‘The other will be praised, admired, desired. And even though I’ve spent my life believing that the version of me on the left is more valuable than the version on the right, I’ve changed my mind now.
‘I think it’s more beautiful just to be yourself.’
Ms Crabbe went on to say that the photo on the left is ‘posed’, ‘polished’ and ‘unnatural’:
‘It was taken with all the pressures of what a “perfect” body should look like in mind,’ she said.
‘The rolls on my stomach, the cellulite dotting my thighs, my face bare and my mind free from what anybody else wants me to be.
‘And that freedom is beautiful.’
Ms Crabbe, who wrote on her website about her struggle with anorexia and who now describes herself as a ‘body positive warrior’, regularly shares realistic photos of herself and others to her 318,000 Instagram followers.

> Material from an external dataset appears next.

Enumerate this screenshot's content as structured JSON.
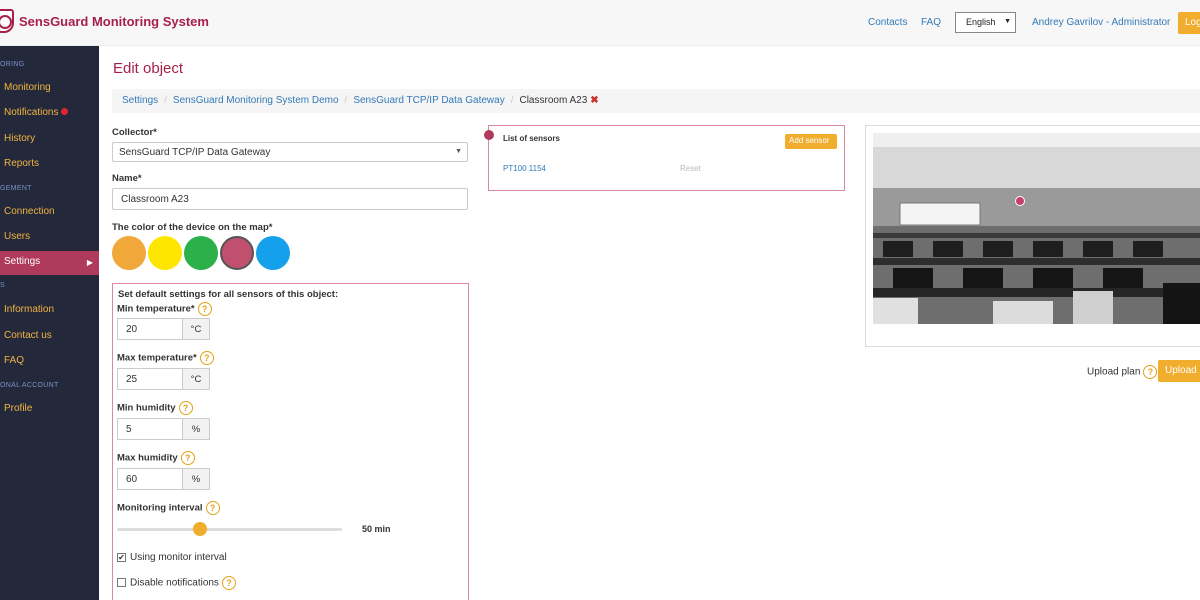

And this message has resonated as much as many of her posts, with nearly 50,000 likes already.
‘I love the message you are putting across. You are beautiful!’.
Other women have since taken to social media to share similarly candid comparison photos of themselves, too.
‘Same girl. Different angles,’ she posted to her 10,000 Instagram followers.
‘I say that the real magic happens when we embrace who we are, at every angle and size.’
By SOPHIE HASLETT FOR DAILY MAIL